Since then, I’ve been spending a lot of time learning about brewing and buying bits to improve my process. One of my favourite items is the 10 Gallon pot that I have, which, when full, will not come to a boil on my woefully inadequate stove. I’ve also talked about this.
What I have not yet done is developed the full capacity to mash, properly, all of the grain. You may have read (or can still read) my crazy experiments with doing this without actually having a proper mash tun.
Well, yesterday I made it.
I was out shopping, and ended up near a Walmart. I went inside, and lo and behold, a 12 Gallon cooler for under $24. So I bought it. The Walmart was beside a Home Depot, and I picked up the few bits that I needed to finish the tun.
I got home and got to work.
Here is the new cooler with a variety of parts. The manifold is the long stainless steel thing (it’s actually the outside of one of those reinforced water supply tubes you see behind toilets and in sinks, with the actual pipe removed.

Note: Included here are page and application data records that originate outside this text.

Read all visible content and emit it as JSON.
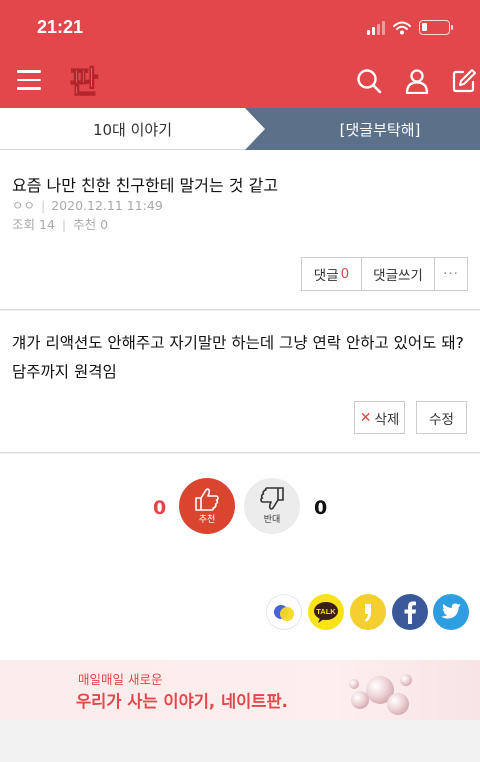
{
  "status": {
    "time": "21:21"
  },
  "header": {
    "logo_text": "판",
    "icons": [
      "menu-icon",
      "search-icon",
      "user-icon",
      "write-icon"
    ]
  },
  "tabs": {
    "left": "10대 이야기",
    "right": "[댓글부탁해]"
  },
  "post": {
    "title": "요즘 나만 친한 친구한테 말거는 것 같고",
    "author": "ㅇㅇ",
    "date": "2020.12.11 11:49",
    "views_label": "조회",
    "views": "14",
    "recommend_label": "추천",
    "recommend": "0",
    "comment_label": "댓글",
    "comment_count": "0",
    "write_comment": "댓글쓰기",
    "more": "···"
  },
  "content": {
    "body": "걔가 리액션도 안해주고 자기말만 하는데 그냥 연락 안하고 있어도 돼? 담주까지 원격임",
    "delete_label": "삭제",
    "edit_label": "수정"
  },
  "vote": {
    "up_count": "0",
    "up_label": "추천",
    "down_label": "반대",
    "down_count": "0"
  },
  "share": {
    "kakao_talk": "TALK"
  },
  "banner": {
    "sub": "매일매일 새로운",
    "main": "우리가 사는 이야기, 네이트판."
  },
  "colors": {
    "brand": "#e2474b",
    "tab_active": "#5b7189"
  }
}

It acts as a filter). Then the various other bits.
Remove the spigot that came with it.
I actually ended up having an incorrect part, so I hopped on my bike and raced to the Home Depot. This picture is after the problem was resolved.
Here you can see the connection with the ball valve and “hose barb” (the thing that will attach to a hose) sticking out. when I go to mash, I will connect a vinyl hose to that barb.
Here is the final product–you can see it through the wall.
Now, as for leakage. Originally I had some water seeping through. I took the whole thing apart, and added another “O” ring to the inside. This made a better seal between the various components. so far there has not been a problem. I will check this again after my first mash, which will come sometime this week.
All I need to do now is get something to heat all the water with. I ended up not going to look for that stove. I sat in my car and looked at the map, and realized I just wanted something closer to home. The next day (today) I went to a local vendor, and learned just how much the kind of gas stove I want will cost. Probably $2000. Because I also need to get the gas connection made, and a vent hood. Yikes. I think I have to go across the river and buy a gas ring to use outside.
Or just keep making half batches.